I need the number of lines in the data that include "phone"; reply with that number alone.

RECORDED INFORMATION:
##############################

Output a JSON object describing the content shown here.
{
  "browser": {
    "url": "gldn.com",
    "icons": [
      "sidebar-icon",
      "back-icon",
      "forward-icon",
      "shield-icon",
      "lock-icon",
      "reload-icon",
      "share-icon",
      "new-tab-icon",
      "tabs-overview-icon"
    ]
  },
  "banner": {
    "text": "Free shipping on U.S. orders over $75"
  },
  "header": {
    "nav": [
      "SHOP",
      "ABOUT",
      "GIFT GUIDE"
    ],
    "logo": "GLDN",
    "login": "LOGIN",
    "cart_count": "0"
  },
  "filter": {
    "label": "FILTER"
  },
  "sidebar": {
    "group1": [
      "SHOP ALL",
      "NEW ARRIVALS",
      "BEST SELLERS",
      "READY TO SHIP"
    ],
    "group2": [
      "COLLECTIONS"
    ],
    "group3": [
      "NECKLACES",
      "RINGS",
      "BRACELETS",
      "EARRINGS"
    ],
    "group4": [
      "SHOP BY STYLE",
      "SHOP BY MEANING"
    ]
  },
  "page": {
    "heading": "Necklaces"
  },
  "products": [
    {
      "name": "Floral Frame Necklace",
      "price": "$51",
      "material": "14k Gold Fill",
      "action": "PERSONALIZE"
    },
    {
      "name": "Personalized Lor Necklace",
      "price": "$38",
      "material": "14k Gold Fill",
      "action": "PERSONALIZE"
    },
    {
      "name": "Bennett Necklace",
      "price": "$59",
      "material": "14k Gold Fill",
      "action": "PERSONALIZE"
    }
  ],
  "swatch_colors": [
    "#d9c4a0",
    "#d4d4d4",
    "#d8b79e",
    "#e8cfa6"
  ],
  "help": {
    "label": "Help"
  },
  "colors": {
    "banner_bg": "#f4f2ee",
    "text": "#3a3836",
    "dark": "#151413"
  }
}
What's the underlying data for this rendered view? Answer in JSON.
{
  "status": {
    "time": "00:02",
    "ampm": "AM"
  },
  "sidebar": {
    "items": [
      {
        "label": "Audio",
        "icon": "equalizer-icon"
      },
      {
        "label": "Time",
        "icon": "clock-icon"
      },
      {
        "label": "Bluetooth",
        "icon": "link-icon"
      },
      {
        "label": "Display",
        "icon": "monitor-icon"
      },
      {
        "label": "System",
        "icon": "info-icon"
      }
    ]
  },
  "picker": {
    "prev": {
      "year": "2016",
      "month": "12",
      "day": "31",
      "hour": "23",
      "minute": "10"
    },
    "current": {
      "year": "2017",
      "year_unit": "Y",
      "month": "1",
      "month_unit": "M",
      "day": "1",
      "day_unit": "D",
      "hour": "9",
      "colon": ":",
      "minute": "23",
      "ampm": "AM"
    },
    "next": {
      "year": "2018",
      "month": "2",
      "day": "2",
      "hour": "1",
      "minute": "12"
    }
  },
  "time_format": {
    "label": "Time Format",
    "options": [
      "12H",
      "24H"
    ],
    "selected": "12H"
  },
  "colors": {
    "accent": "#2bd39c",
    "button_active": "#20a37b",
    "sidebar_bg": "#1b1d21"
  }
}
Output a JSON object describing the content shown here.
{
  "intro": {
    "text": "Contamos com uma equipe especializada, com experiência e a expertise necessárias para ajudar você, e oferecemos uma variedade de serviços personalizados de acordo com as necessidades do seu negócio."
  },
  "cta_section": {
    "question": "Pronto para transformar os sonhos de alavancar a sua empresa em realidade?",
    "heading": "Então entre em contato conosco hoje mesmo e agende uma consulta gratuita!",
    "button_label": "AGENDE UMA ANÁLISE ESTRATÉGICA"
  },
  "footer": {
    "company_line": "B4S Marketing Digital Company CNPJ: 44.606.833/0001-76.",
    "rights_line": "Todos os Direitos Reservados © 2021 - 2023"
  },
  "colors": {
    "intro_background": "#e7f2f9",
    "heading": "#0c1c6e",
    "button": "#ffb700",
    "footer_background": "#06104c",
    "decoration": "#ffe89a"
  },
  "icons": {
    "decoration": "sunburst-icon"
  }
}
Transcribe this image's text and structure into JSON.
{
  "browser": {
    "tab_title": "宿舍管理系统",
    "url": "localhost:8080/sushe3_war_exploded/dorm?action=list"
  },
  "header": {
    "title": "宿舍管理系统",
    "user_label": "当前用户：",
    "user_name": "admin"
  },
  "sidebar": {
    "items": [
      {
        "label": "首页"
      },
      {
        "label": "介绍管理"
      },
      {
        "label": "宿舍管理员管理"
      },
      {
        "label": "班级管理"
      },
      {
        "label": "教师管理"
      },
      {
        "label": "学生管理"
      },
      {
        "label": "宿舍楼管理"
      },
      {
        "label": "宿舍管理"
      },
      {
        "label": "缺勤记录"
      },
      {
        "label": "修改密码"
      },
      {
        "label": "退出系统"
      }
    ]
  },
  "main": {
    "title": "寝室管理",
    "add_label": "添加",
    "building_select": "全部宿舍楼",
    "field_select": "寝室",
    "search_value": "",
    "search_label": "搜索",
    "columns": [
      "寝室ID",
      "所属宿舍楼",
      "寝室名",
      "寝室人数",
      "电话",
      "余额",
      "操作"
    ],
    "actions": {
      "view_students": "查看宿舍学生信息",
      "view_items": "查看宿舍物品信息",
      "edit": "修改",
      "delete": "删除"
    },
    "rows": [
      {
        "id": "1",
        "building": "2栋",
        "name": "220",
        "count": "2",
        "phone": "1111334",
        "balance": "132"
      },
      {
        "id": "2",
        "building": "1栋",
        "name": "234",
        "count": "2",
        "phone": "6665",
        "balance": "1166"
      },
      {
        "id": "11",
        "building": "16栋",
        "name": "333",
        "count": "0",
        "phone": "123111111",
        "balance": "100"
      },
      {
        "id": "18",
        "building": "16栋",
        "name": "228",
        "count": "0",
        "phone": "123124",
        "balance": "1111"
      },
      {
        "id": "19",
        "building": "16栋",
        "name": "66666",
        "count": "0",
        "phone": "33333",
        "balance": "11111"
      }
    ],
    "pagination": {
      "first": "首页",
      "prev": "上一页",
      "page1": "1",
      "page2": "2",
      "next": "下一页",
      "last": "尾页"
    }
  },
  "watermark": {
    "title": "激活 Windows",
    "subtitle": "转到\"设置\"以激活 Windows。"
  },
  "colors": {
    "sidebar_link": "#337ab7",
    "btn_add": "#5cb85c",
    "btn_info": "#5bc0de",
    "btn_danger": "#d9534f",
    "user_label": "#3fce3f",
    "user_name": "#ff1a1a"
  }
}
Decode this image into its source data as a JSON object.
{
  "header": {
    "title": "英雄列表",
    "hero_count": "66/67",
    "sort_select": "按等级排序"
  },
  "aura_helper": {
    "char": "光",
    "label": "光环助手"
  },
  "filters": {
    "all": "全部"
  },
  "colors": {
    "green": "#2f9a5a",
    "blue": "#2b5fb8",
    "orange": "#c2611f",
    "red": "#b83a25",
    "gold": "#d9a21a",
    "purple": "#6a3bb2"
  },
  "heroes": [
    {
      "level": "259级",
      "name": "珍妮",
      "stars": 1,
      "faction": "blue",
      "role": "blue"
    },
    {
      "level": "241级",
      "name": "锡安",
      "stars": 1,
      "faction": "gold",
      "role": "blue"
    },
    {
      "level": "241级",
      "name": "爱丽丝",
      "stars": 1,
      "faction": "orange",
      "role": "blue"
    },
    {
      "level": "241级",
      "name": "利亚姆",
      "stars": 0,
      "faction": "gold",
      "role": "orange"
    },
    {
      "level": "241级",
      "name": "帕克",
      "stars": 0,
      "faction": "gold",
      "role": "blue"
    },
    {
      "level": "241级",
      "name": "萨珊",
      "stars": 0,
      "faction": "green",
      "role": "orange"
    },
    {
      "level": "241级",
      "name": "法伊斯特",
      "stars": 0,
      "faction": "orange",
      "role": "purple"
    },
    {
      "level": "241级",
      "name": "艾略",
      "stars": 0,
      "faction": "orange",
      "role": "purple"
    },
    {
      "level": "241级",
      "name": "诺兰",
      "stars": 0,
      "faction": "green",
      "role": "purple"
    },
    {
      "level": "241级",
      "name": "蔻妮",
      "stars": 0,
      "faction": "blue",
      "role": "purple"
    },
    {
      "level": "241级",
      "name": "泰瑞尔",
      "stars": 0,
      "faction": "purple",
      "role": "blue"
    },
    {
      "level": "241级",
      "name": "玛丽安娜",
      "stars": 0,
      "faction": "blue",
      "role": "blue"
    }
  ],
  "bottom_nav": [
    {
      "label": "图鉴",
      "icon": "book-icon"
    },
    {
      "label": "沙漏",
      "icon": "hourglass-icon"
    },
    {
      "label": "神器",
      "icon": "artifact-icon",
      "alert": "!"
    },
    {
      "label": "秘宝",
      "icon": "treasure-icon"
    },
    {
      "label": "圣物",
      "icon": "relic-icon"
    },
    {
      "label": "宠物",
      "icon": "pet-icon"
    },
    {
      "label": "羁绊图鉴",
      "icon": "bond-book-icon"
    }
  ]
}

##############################

WRITTEN RESPONSE:
5